The centrepiece of the exhibition is the Victoria Cross awarded to one of the nation's greatest military heroes, Wing Commander Guy Gibson VC DSO and Bar DFC and Bar, of 'Dambusters' fame, along with other rare artefacts associated with him. This is the first time that Gibson’s VC medal has returned to Lincolnshire since his death in 1944; it has been displayed publicly only three times since then. The exhibition offers a unique opportunity to see the medal and also to explore Lincolnshire's aviation gallantry over the past 100 years.

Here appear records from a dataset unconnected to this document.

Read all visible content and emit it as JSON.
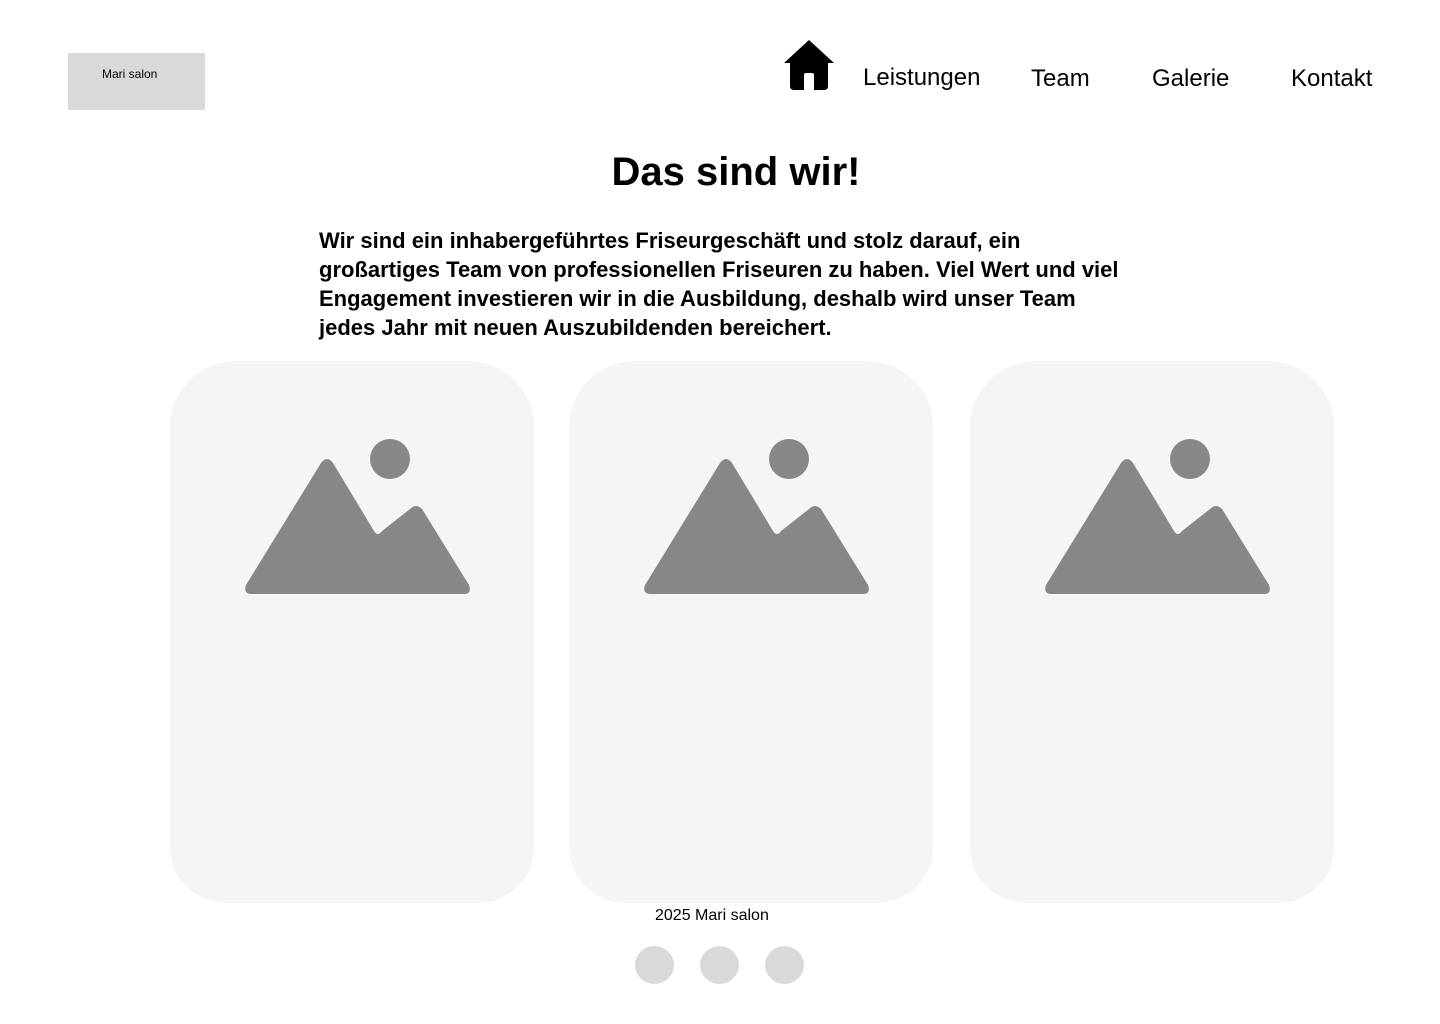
{
  "header": {
    "logo_text": "Mari salon",
    "home_icon": "home-icon",
    "nav": [
      {
        "label": "Leistungen"
      },
      {
        "label": "Team"
      },
      {
        "label": "Galerie"
      },
      {
        "label": "Kontakt"
      }
    ]
  },
  "main": {
    "title": "Das sind wir!",
    "intro": "Wir sind ein inhabergeführtes Friseurgeschäft und stolz darauf, ein großartiges Team von professionellen Friseuren zu haben. Viel Wert und viel Engagement investieren wir in die Ausbildung, deshalb wird unser Team jedes Jahr mit neuen Auszubildenden bereichert.",
    "cards": [
      {
        "image_icon": "image-placeholder-icon"
      },
      {
        "image_icon": "image-placeholder-icon"
      },
      {
        "image_icon": "image-placeholder-icon"
      }
    ]
  },
  "footer": {
    "text": "2025 Mari salon",
    "pagination_count": 3
  },
  "colors": {
    "logo_bg": "#d9d9d9",
    "card_bg": "#f5f5f5",
    "image_icon": "#878787",
    "dot": "#d9d9d9",
    "text": "#000000"
  }
}
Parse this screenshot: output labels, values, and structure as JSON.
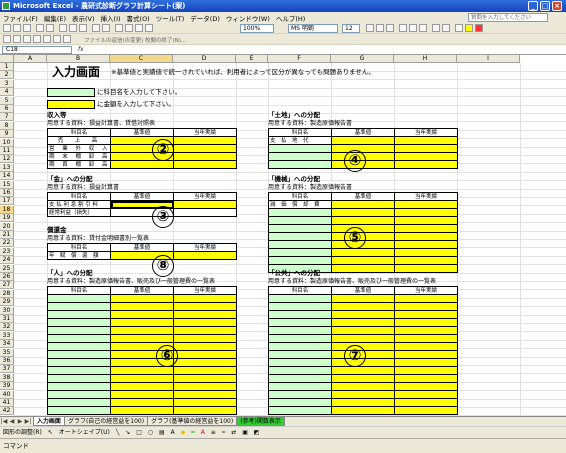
{
  "window": {
    "title": "Microsoft Excel - 農研式診断グラフ計算シート(案)"
  },
  "menu": [
    "ファイル(F)",
    "編集(E)",
    "表示(V)",
    "挿入(I)",
    "書式(O)",
    "ツール(T)",
    "データ(D)",
    "ウィンドウ(W)",
    "ヘルプ(H)"
  ],
  "help_placeholder": "質問を入力してください",
  "toolbar": {
    "zoom": "100%",
    "font": "MS 明朝",
    "size": "12",
    "review_text": "ファイルの返信(の変更) 校閲の終了(N)..."
  },
  "formula": {
    "namebox": "C18",
    "fx": "fx"
  },
  "columns": [
    "A",
    "B",
    "C",
    "D",
    "E",
    "F",
    "G",
    "H",
    "I"
  ],
  "rows": [
    "1",
    "2",
    "3",
    "4",
    "5",
    "6",
    "7",
    "8",
    "9",
    "10",
    "11",
    "12",
    "13",
    "14",
    "15",
    "16",
    "17",
    "18",
    "19",
    "20",
    "21",
    "22",
    "23",
    "24",
    "25",
    "26",
    "27",
    "28",
    "29",
    "30",
    "31",
    "32",
    "33",
    "34",
    "35",
    "36",
    "37",
    "38",
    "39",
    "40",
    "41",
    "42"
  ],
  "sheet": {
    "title": "入力画面",
    "note": "※基準値と実績値で統一されていれば、利用者によって区分が異なっても問題ありません。",
    "legend_green": "に科目名を入力して下さい。",
    "legend_yellow": "に金額を入力して下さい。",
    "headers": {
      "kamoku": "科目名",
      "kijun": "基準値",
      "jisseki": "当年実績"
    },
    "s1": {
      "title": "収入等",
      "src": "用意する資料：損益計算書、貸借対照表",
      "rows": [
        "売　上　高",
        "営 業 外 収 入",
        "期 末 棚 卸 高",
        "期 首 棚 卸 高"
      ],
      "num": "②"
    },
    "s2": {
      "title": "「土地」への分配",
      "src": "用意する資料：製造原価報告書",
      "rows": [
        "支　払　地　代"
      ],
      "num": "④"
    },
    "s3": {
      "title": "「金」への分配",
      "src": "用意する資料：損益計算書",
      "rows": [
        "支 払 利 息 割 引 料",
        "経常利益（損失）"
      ],
      "num": "③"
    },
    "s4": {
      "title": "「機械」への分配",
      "src": "用意する資料：製造原価報告書",
      "rows": [
        "減　価　償　却　費"
      ],
      "num": "⑤"
    },
    "s5": {
      "title": "償還金",
      "src": "用意する資料：貸付金明細書別一覧表",
      "rows": [
        "年　賦　償　還　額"
      ],
      "num": "⑧"
    },
    "s6": {
      "title": "「人」への分配",
      "src": "用意する資料：製造原価報告書、販売及び一般管理費の一覧表",
      "num": "⑥"
    },
    "s7": {
      "title": "「公共」への分配",
      "src": "用意する資料：製造原価報告書、販売及び一般管理費の一覧表",
      "num": "⑦"
    }
  },
  "sheet_tabs": [
    "入力画面",
    "グラフ(自己の経営益を100)",
    "グラフ(基準値の経営益を100)",
    "(参考)関数表示"
  ],
  "drawing": {
    "label": "図形の調整(R)",
    "autoshape": "オートシェイプ(U)"
  },
  "status": "コマンド"
}
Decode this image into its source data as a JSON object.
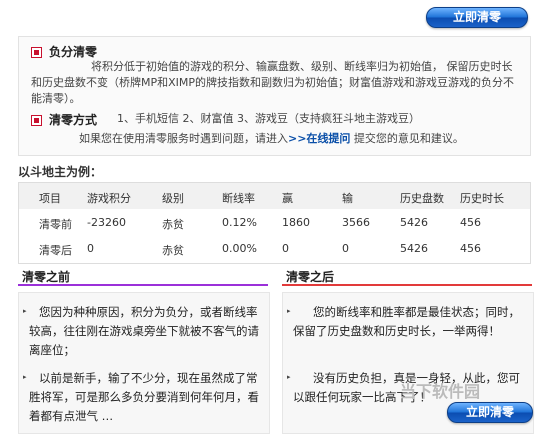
{
  "top_button": {
    "label": "立即清零"
  },
  "bottom_button": {
    "label": "立即清零"
  },
  "info": {
    "negative": {
      "title": "负分清零",
      "body": "将积分低于初始值的游戏的积分、输赢盘数、级别、断线率归为初始值， 保留历史时长和历史盘数不变（桥牌MP和XIMP的牌技指数和副数归为初始值；财富值游戏和游戏豆游戏的负分不能清零）。"
    },
    "method": {
      "title": "清零方式",
      "options": "1、手机短信 2、财富值 3、游戏豆（支持疯狂斗地主游戏豆）",
      "help_prefix": "如果您在使用清零服务时遇到问题，请进入",
      "help_link": ">>在线提问",
      "help_suffix": " 提交您的意见和建议。"
    }
  },
  "example": {
    "title": "以斗地主为例：",
    "headers": [
      "项目",
      "游戏积分",
      "级别",
      "断线率",
      "赢",
      "输",
      "历史盘数",
      "历史时长"
    ],
    "rows": [
      [
        "清零前",
        "-23260",
        "赤贫",
        "0.12%",
        "1860",
        "3566",
        "5426",
        "456"
      ],
      [
        "清零后",
        "0",
        "赤贫",
        "0.00%",
        "0",
        "0",
        "5426",
        "456"
      ]
    ]
  },
  "before": {
    "title": "清零之前",
    "p1": "您因为种种原因，积分为负分，或者断线率较高，往往刚在游戏桌旁坐下就被不客气的请离座位；",
    "p2": "以前是新手，输了不少分，现在虽然成了常胜将军，可是那么多负分要消到何年何月，看着都有点泄气 …"
  },
  "after": {
    "title": "清零之后",
    "p1": "您的断线率和胜率都是最佳状态；同时，保留了历史盘数和历史时长，一举两得！",
    "p2": "没有历史负担，真是一身轻，从此，您可以跟任何玩家一比高下了！"
  },
  "watermark": "当下软件园",
  "colors": {
    "accent_red": "#c8102e",
    "before_line": "#9b30d9",
    "after_line": "#e23a3a",
    "button_blue": "#1f73d8"
  }
}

The exhibition tells the story of bravery in the air and on the ground through three major periods in Lincolnshire's military aviation history: World War One, World War Two and The Cold War. The heroism of aircrew and ground personnel who risked their lives to support their comrades, Bomb Disposal Officers defusing devices on their own, the impact of animals such as explosives detection dogs and homing pigeons and modern day stories of bravery in Afghanistan are all included. One exhibit features a Dickin medal awarded to a pigeon which flew hundreds of miles carrying a message notifying officials of an aircraft crash. Previously unseen memorabilia is also on show from the famous fighter ace Douglas Bader, including his log book and artefacts from his time in captivity in Colditz Castle. Other stories include the American nurses, known as the “Winged Angels”, who supported injured troops transported in C-47 Dakota aircraft to bases in the county for onward transferral to hospitals. There are also rare accounts from the Cold War of Vulcan bomber crews ready to unleash terrible retaliation to the Soviet nuclear threat. A decommissioned tactical nuclear weapon and a Vulcan pilot's ejection seat are also on display.
In 1944, whilst Guy Gibson was based at RAF Coningsby, in a non-operational ground post, he made persistent requests to fly on operations. Finally, although he had already flown more than 170 ‘ops’, he was granted permission to fly one final ‘op’ on 19th September 1944, as Master Bomber in a DH Mosquito. He failed to return from the operation and it was subsequently discovered that he had been killed. Despite all that he had achieved he was still just 26 years old. His personal effects were collected together at RAF Coningsby and dispatched to his family: his father, his sister Joan and his brother Alex. Joan hung his uniform in a wardrobe for several years before removing his well-worn pilot’s brevet – his ‘wings’ – from the jacket, to mount them in a picture frame together with a photo of her beloved brother.
To presage the new exhibition Guy Gibson’s ‘wings’ were flown over Lincoln in a Eurofighter Typhoon from RAF Coningsby on Friday 24th January. Whilst Gibson’s ‘wings’ were at Coningsby the opportunity was taken to photograph them in the BBMF hangar with the Flight’s Avro Lancaster, the aircraft type which is synonymous with him and the ‘Dams Raid’ and which he first flew from RAF Coningsby in July 1942. After the Typhoon had landed, the ‘wings’ were returned to The Collection museum by RAF courier to be put on display in the Gibson cabinet at the exhibition.
There is a small charge to view the exhibition in Lincoln which will run to 15th March (details can be found on The Collection museum's website).